You're finished when you say you're finished.
That's it. Pretty easy, no? Ever since slavery was abolished, no one can force you to work. The technical term is a "contract of personal service" and that's what a writing contract is: you're not allowed to subcontract the job, it's you who has to do it yourself.
But it's not that simple. The issue isn't in deciding when you're done, the issue is in determining what are the consequences.
Let's start with an easy scenario: your contract says you'll deliver a 35,000-word manuscript and you deliver 25,000. You haven't performed under the contract. Clearly, you haven't performed. We'll discuss in more detail in a future post what that means, but for now you should assume you'll be asked to give back your advances and the publisher won't accept the manuscript. But if you really don't want to write anything more, you don't have to.
But what if you've delivered 35,000 words? Then you've done what the contract says. And so from a purely technical perspective, you've performed your obligations under the contract. If your publisher tries to send the manuscript back saying you haven't performed, they can't raise word count as a reason.
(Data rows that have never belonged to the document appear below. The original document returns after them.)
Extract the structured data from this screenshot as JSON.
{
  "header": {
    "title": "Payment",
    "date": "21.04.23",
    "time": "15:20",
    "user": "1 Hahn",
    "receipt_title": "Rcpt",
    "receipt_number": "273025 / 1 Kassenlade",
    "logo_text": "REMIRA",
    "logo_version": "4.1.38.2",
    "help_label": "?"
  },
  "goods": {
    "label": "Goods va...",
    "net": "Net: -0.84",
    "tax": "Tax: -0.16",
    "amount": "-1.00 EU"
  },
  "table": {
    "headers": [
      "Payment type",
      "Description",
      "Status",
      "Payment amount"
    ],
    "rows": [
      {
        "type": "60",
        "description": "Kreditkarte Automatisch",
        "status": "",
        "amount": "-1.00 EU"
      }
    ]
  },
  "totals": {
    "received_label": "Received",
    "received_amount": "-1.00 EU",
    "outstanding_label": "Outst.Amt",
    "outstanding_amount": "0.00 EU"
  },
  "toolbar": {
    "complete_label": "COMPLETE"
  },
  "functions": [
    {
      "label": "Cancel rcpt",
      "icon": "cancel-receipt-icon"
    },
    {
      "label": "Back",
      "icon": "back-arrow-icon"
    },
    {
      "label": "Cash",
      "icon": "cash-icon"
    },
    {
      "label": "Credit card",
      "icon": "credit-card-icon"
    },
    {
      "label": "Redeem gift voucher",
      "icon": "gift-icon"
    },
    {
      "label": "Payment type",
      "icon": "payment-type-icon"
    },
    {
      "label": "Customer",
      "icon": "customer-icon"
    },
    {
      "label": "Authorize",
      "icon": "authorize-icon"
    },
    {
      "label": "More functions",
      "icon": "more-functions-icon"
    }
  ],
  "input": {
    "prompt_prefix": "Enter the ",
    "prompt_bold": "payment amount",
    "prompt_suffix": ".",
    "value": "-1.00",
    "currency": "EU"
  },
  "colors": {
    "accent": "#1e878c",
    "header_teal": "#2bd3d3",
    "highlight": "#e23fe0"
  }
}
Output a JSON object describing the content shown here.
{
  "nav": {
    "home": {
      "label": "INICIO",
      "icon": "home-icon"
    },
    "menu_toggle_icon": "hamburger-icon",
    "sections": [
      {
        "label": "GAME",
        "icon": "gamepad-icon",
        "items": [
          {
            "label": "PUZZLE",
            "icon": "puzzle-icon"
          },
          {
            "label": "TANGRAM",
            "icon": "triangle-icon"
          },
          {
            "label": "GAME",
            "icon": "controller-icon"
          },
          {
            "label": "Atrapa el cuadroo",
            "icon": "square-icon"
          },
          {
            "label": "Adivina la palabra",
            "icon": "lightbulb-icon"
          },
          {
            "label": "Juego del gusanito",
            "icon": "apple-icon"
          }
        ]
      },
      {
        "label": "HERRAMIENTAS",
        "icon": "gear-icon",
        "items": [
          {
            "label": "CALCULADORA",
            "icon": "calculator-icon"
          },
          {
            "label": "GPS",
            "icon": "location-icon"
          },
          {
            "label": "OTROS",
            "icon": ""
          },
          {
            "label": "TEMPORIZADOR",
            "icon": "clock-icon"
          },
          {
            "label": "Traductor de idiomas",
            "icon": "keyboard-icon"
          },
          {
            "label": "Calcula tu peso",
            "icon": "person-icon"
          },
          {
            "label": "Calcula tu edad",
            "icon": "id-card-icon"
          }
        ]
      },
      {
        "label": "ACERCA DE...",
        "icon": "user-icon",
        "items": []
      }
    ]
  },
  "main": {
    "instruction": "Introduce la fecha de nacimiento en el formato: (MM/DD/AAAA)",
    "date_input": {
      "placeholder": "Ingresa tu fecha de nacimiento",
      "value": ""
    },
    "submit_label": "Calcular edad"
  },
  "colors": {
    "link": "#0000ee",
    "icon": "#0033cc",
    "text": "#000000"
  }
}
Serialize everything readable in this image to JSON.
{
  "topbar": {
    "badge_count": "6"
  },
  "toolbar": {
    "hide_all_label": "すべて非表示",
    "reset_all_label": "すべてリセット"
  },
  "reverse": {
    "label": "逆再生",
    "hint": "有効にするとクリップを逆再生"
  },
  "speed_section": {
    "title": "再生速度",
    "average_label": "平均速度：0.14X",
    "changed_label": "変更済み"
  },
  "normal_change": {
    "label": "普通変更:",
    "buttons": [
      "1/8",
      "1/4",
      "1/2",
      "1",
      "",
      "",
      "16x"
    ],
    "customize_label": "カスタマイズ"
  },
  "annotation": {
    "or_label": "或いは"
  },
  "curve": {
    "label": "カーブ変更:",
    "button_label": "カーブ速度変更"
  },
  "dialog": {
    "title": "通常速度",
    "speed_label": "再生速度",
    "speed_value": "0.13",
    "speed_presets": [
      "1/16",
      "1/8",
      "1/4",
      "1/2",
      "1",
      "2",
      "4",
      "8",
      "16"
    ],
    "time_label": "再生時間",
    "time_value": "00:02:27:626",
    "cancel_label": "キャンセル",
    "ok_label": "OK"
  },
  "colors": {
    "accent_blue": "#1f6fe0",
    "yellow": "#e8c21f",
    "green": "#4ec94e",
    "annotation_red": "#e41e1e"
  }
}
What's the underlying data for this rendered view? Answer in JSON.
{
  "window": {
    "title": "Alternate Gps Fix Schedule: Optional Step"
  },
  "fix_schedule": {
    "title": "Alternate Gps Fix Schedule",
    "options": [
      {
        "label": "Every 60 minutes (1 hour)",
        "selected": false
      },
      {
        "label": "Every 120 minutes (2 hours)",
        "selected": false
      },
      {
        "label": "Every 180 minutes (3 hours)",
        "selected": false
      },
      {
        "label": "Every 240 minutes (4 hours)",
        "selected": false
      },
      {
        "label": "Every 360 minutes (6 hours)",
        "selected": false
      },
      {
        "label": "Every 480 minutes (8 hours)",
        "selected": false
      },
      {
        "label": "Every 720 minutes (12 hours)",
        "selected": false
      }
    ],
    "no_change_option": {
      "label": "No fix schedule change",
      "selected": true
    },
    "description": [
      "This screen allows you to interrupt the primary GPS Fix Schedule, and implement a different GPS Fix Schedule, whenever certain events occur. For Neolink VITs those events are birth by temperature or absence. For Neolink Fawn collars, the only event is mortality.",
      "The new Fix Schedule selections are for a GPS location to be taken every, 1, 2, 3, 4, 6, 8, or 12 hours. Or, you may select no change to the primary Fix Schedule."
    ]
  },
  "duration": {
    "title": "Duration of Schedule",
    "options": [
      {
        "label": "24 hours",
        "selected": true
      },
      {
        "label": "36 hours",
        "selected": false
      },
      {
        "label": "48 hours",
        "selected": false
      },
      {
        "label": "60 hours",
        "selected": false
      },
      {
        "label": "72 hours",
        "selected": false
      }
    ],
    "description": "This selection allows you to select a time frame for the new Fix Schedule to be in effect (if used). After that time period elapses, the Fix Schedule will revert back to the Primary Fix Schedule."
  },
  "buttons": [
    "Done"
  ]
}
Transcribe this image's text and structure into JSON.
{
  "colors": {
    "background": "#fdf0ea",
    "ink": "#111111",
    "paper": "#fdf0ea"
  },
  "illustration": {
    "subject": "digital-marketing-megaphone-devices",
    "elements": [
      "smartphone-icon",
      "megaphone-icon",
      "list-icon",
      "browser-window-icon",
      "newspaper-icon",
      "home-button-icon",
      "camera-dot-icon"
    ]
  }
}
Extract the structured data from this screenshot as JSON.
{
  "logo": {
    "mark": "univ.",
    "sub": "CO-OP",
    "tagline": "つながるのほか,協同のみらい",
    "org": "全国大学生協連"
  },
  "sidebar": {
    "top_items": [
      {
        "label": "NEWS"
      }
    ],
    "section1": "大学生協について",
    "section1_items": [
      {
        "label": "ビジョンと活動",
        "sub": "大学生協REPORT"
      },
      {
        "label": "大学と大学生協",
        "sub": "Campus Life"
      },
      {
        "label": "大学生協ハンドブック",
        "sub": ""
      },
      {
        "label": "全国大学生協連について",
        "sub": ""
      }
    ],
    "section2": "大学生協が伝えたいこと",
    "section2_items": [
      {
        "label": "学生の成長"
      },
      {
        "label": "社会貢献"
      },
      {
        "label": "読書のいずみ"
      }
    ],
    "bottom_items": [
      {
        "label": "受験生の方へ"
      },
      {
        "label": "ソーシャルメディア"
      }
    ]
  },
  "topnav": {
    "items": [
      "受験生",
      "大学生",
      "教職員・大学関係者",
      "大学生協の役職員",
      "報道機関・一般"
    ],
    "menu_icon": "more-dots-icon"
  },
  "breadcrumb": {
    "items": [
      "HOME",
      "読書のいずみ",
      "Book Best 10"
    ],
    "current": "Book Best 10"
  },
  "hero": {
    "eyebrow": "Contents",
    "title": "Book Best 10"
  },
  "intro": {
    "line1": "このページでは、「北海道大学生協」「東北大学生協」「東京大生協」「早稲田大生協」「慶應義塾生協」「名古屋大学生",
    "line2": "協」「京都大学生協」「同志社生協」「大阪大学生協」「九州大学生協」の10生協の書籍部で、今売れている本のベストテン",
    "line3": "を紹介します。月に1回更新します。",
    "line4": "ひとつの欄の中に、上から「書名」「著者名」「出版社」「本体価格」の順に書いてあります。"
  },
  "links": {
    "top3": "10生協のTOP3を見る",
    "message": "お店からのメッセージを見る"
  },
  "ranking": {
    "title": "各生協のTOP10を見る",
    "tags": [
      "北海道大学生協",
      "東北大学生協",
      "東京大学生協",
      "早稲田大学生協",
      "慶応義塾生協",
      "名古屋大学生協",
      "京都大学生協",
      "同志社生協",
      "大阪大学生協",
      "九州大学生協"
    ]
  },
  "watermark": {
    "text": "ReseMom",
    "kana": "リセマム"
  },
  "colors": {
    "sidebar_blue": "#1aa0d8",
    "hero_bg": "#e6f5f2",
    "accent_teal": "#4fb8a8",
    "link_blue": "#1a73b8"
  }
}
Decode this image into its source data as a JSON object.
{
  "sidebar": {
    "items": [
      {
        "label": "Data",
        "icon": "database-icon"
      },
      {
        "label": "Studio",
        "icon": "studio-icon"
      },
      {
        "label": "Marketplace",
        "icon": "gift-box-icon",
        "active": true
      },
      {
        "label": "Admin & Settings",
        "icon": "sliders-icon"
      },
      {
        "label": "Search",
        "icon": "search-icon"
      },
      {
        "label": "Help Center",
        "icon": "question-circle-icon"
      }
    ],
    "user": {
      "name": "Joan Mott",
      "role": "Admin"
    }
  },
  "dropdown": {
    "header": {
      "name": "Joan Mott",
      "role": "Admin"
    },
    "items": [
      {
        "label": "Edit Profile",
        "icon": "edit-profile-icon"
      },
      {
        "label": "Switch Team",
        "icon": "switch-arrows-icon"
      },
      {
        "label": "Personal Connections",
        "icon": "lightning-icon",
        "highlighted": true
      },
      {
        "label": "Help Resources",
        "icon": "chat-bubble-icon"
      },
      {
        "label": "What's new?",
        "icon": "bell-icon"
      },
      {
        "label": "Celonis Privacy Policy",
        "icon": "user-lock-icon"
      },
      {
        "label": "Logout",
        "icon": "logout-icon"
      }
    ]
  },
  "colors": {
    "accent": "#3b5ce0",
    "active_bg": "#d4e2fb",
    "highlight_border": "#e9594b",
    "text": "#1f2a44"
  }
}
Now let's add a couple of wrinkles. If the contract says 35,000-40,000 words and you turn in 34,000, you still haven't performed. Same thing for 34,999. Now the question arises: is this really a fundamental breach allowing your publisher to say that they will reject the manuscript? If this happened to a client of mine, I'd argue that this is technical performance: in the course of edits it may be the case that the publisher converts the manuscript into 35,000 words all by itself: removing contractions, fixing grammatical errors, etc. (which itself can become "et cetera" or "and so on")... But make your life easier and find somewhere to add enough words to get you to your minimum. It's tedious, but it removes an issue that doesn't have to be there.
How about if you turn in 41,000 words? Same thing, except it makes my Spidey sense tingle a bit more. Sure, your editor may cut out enough words that your manuscript ends up being in the 35,000-40,000 word window. But if they don't, then you may have a problem, and maybe they just don't want to do the work at all and they'll reject - in some types of fiction as well as in non-fiction, that might be a risk. Better not to take it. And here's some tips for that...
1. Where possible, don't commit to a word count. Try to get something like "a book-length manuscript" or "a feature-length article". That can raise its own issues in this era of Kindle Singles and the like, but at least it takes away the objective and artificial measure.
2. If that doesn't work, and in cases like magazine articles it probably won't, try getting something like "approximately" put into the word count, so that you would really have to miss the target by a lot in order to be in breach.
3. And if you can't do either of those, learn where the Word Count feature is in your word processor and make it your friend.
It's never that easy though. What happens when the publisher doesn't like the content of what you wrote? That'll be the topic of tomorrow's post...